A vacuum tube (also called a VT or electron tube ) is a device sometimes used to amplify electronic signals.Vacuum tube was first developed by John Ambrose Fleming in 1904.Vacuum tubes mostly rely on thermionic emission of electrons from a hot filament or a cathode heated by the filament. This type is called a thermionic tube or thermionic valve. A phototube, however, achieves electron emission through the photoelectric effect. Not all electron tubes contain vacuum: gas-filled tubes are devices that rely on the properties of a discharge through an ionized gas.However, tubes are still used in some high-power amplifiers, especially at microwave radio frequencies and in some hi-fi audio systems.Tubes operate at higher voltages than transistors. A typical transistorized amplifier needs 6 to 12 volts to function; an equivalent tube type amplifier needs 200 to 400 volts.Current can only flow in one direction through the device between the two electrodes, as electrons emitted by the hot cathode travel through the tube and are collected by the anode. Adding control grids within the tube allows control of the current between the two electrodes.

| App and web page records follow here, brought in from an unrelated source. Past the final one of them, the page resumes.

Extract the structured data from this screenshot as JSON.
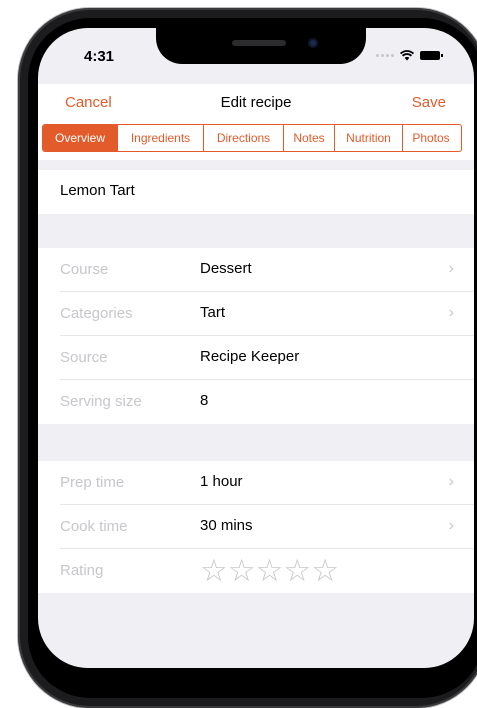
{
  "status_bar": {
    "time": "4:31"
  },
  "nav": {
    "cancel": "Cancel",
    "title": "Edit recipe",
    "save": "Save"
  },
  "tabs": [
    {
      "label": "Overview",
      "active": true
    },
    {
      "label": "Ingredients",
      "active": false
    },
    {
      "label": "Directions",
      "active": false
    },
    {
      "label": "Notes",
      "active": false
    },
    {
      "label": "Nutrition",
      "active": false
    },
    {
      "label": "Photos",
      "active": false
    }
  ],
  "recipe_name": "Lemon Tart",
  "details": {
    "course": {
      "label": "Course",
      "value": "Dessert"
    },
    "categories": {
      "label": "Categories",
      "value": "Tart"
    },
    "source": {
      "label": "Source",
      "value": "Recipe Keeper"
    },
    "serving_size": {
      "label": "Serving size",
      "value": "8"
    }
  },
  "timing": {
    "prep_time": {
      "label": "Prep time",
      "value": "1 hour"
    },
    "cook_time": {
      "label": "Cook time",
      "value": "30 mins"
    },
    "rating": {
      "label": "Rating",
      "value": 0,
      "max": 5
    }
  },
  "colors": {
    "accent": "#e35b2a",
    "grouped_background": "#efeff4",
    "placeholder_label": "#c7c7cc"
  }
}
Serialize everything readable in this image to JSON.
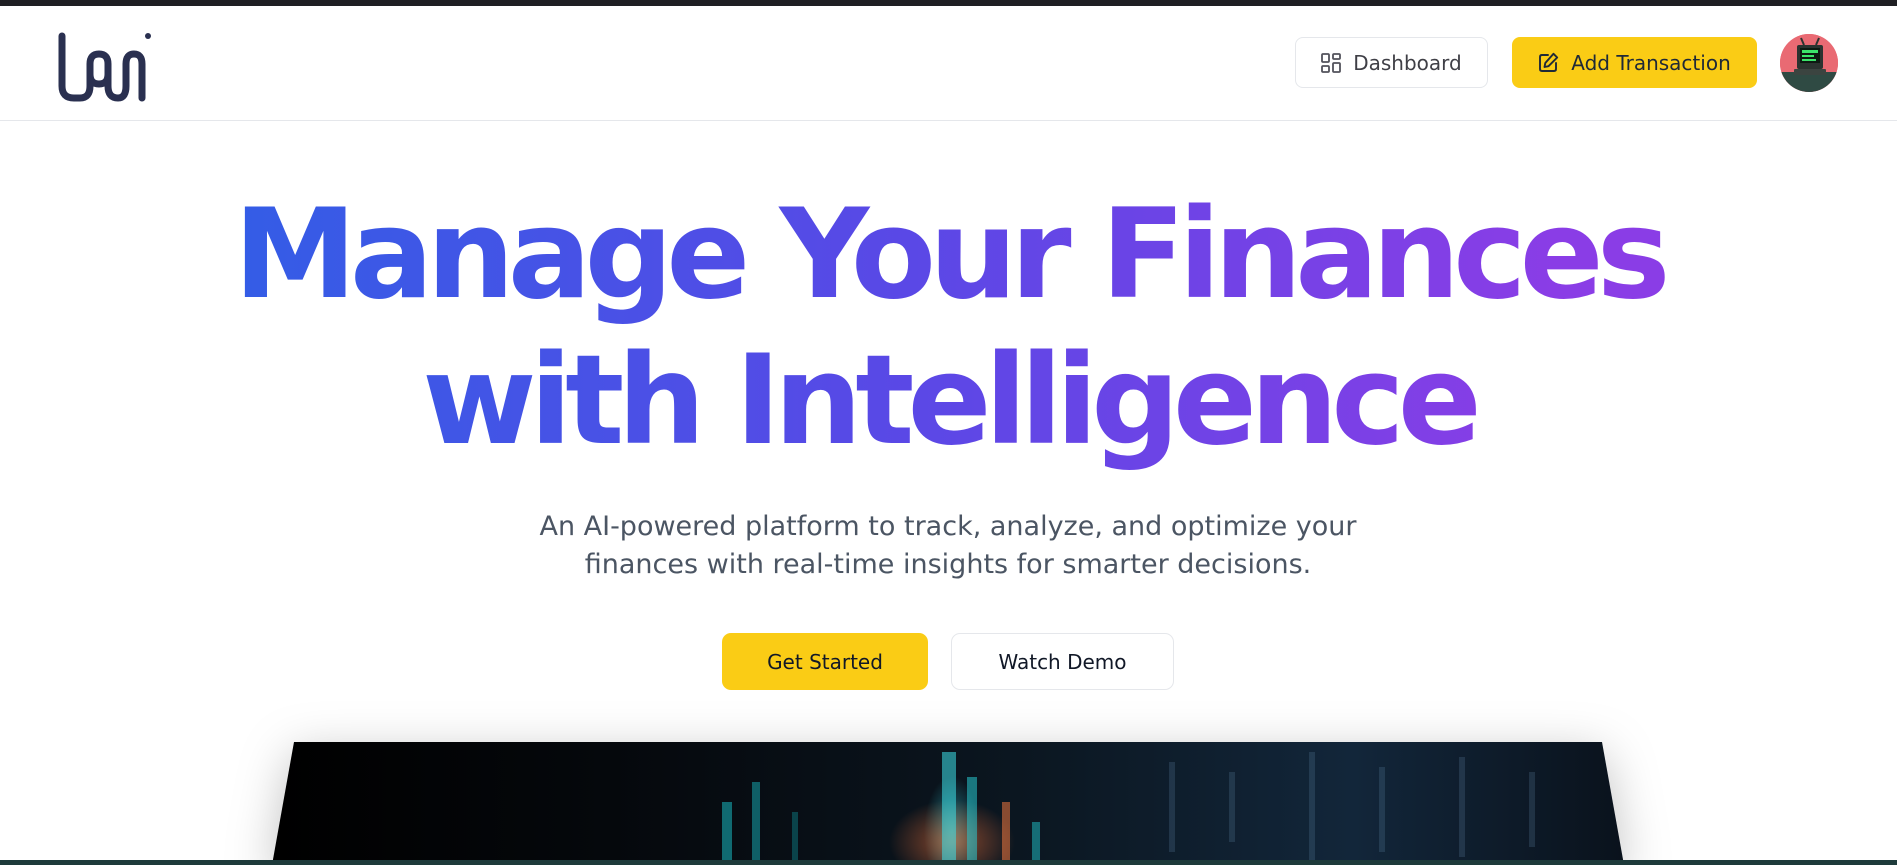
{
  "header": {
    "logo_text": "loan",
    "dashboard_label": "Dashboard",
    "dashboard_icon": "layout-grid-icon",
    "add_transaction_label": "Add Transaction",
    "add_transaction_icon": "pencil-square-icon",
    "avatar_icon": "retro-computer-avatar"
  },
  "hero": {
    "title_line1": "Manage Your Finances",
    "title_line2": "with Intelligence",
    "subtitle_line1": "An AI-powered platform to track, analyze, and optimize your",
    "subtitle_line2": "finances with real-time insights for smarter decisions.",
    "get_started_label": "Get Started",
    "watch_demo_label": "Watch Demo",
    "gradient_colors": [
      "#2f5fe6",
      "#5a48e6",
      "#8a3de6"
    ]
  },
  "colors": {
    "accent_yellow": "#facc15",
    "border": "#e5e7eb",
    "text_gray": "#4b5563",
    "logo_navy": "#2a3050"
  }
}
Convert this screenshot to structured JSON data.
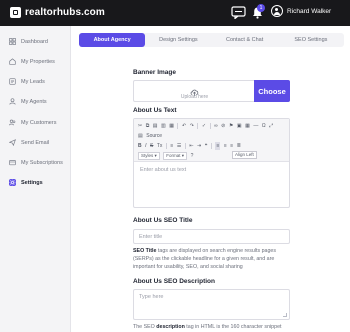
{
  "header": {
    "brand": "realtorhubs.com",
    "notification_count": "1",
    "user_name": "Richard Walker"
  },
  "sidebar": {
    "items": [
      {
        "label": "Dashboard",
        "icon": "dashboard-icon"
      },
      {
        "label": "My Properties",
        "icon": "home-icon"
      },
      {
        "label": "My Leads",
        "icon": "leads-icon"
      },
      {
        "label": "My Agents",
        "icon": "agent-icon"
      },
      {
        "label": "My Customers",
        "icon": "customers-icon"
      },
      {
        "label": "Send Email",
        "icon": "send-icon"
      },
      {
        "label": "My Subscriptions",
        "icon": "subscription-icon"
      },
      {
        "label": "Settings",
        "icon": "settings-icon",
        "active": true
      }
    ]
  },
  "tabs": [
    {
      "label": "About Agency",
      "active": true
    },
    {
      "label": "Design Settings"
    },
    {
      "label": "Contact & Chat"
    },
    {
      "label": "SEO Settings"
    }
  ],
  "form": {
    "banner_label": "Banner Image",
    "upload_text": "Upload here",
    "choose_label": "Choose",
    "about_label": "About Us Text",
    "editor": {
      "source_label": "Source",
      "styles_label": "Styles",
      "format_label": "Format",
      "tooltip": "Align Left",
      "placeholder": "Enter about us text"
    },
    "seo_title_label": "About Us SEO Title",
    "seo_title_placeholder": "Enter title",
    "seo_title_help_bold": "SEO Title",
    "seo_title_help": " tags are displayed on search engine results pages (SERPs) as the clickable headline for a given result, and are important for usability, SEO, and social sharing",
    "seo_desc_label": "About Us SEO Description",
    "seo_desc_placeholder": "Type here",
    "seo_desc_help_pre": "The SEO ",
    "seo_desc_help_bold": "description",
    "seo_desc_help": " tag in HTML is the 160 character snippet"
  },
  "colors": {
    "accent": "#5b4be6",
    "topbar": "#18181b",
    "sidebar_bg": "#f4f4f6"
  }
}
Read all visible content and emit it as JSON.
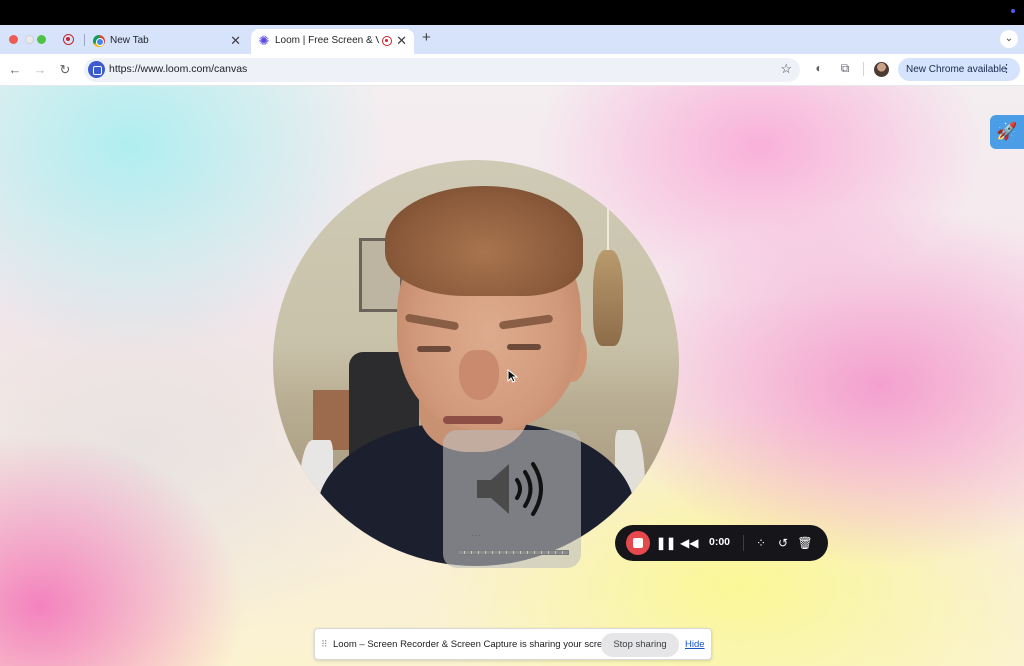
{
  "browser": {
    "tabs": [
      {
        "title": "New Tab",
        "close_glyph": "✕"
      },
      {
        "title": "Loom | Free Screen & Vide",
        "close_glyph": "✕"
      }
    ],
    "new_tab_glyph": "+",
    "tab_menu_glyph": "⌄",
    "url": "https://www.loom.com/canvas",
    "update_button": "New Chrome available",
    "update_menu_glyph": "⋮"
  },
  "icons": {
    "back": "←",
    "forward": "→",
    "reload": "↻",
    "star": "☆",
    "extension_loom": "◐",
    "extensions": "⧉",
    "rocket": "🚀",
    "pause": "❚❚",
    "rewind": "◀◀",
    "grid": "⁘",
    "restart": "↺",
    "trash": "🗑"
  },
  "recorder": {
    "timer": "0:00",
    "recording_color": "#e5484d"
  },
  "volume_overlay": {
    "ellipsis": "···"
  },
  "share_bar": {
    "grip": "⠿",
    "message": "Loom – Screen Recorder & Screen Capture is sharing your screen.",
    "stop_label": "Stop sharing",
    "hide_label": "Hide"
  }
}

Unfortunately, the tube was inefficient as a switch. It consumed a great deal of electrical power and gave off enormous heat—a significant problem in the earlier systems. Primarily because of the heat they generated, tubes were notoriously unreliable—in larger systems, one failed every couple of hours or so.The conversion from tubes to transistors began the trend toward miniaturization that continues to this day. Today’s small laptop PC (or netbook, if you prefer) and even Tablet PC systems, which run on batteries, have more computing power than many earlier systems that filled rooms and consumed huge amounts of electrical power.